Medicine made from sea sponges collected on the B.C. coast could potentially help prevent people from catching COVID-19, say researchers with the University of British Columbia.
An international team led by UBC scientists studied compounds from over 350 different plants, fungi, and sponges to find novel ways of protecting human cells from COVID-19.
One of the most effective compounds came from sea sponges collected in Howe Sound.
When human lung cells were bathed in very low doses of this sea sponge-derived compound, it “completely reduced viral infection in the cells,” the team reported. Other compounds showing high effectiveness against COVID-19 came from marine bacteria in B.C.’s Barkley Sound and marine bacteria off the coast of Newfoundland.
The three compounds were effective against new variants of COVID-19, “and they are about as safe for human cells as current COVID-19 treatments,” said senior author Dr. François Jean, associate professor in the department of microbiology and immunology, in a press statement from UBC.
The researchers said they plan to test the compounds in animals within the next six months.
The research effort is part of an urgent worldwide push to find new treatments for COVID-19 because many existing treatments are no longer effective against new variants of the virus that has killed more than 6.6 million people worldwide. The report said the treatment might also help prevent influenza A and RSV.

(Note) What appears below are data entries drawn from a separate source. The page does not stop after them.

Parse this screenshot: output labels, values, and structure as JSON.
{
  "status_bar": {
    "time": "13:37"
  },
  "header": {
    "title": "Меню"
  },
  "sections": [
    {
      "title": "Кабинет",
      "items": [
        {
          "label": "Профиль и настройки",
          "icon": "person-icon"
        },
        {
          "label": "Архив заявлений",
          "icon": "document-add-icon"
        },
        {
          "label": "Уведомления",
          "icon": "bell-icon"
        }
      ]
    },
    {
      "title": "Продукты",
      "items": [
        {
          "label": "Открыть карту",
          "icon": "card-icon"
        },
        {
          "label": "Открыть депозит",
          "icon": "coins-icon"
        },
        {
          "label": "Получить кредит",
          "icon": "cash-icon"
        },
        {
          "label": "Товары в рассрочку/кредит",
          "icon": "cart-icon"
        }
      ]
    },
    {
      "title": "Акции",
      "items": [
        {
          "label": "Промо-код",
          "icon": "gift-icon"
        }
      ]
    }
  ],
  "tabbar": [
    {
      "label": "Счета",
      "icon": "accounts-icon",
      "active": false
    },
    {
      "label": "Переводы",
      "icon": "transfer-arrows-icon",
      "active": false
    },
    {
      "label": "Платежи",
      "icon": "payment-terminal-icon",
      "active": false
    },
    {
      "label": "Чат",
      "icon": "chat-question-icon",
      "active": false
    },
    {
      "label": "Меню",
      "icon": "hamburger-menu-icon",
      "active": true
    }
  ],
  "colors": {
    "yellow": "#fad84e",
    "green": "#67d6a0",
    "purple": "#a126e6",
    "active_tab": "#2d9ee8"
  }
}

The work shows “the important possibilities of biodiversity and natural resources and discovering nature-based solutions for global health challenges such as COVID-19,” Dr. Jeansaid. “There could be a wealth of new antivirals waiting to be discovered” in nature, added the statement.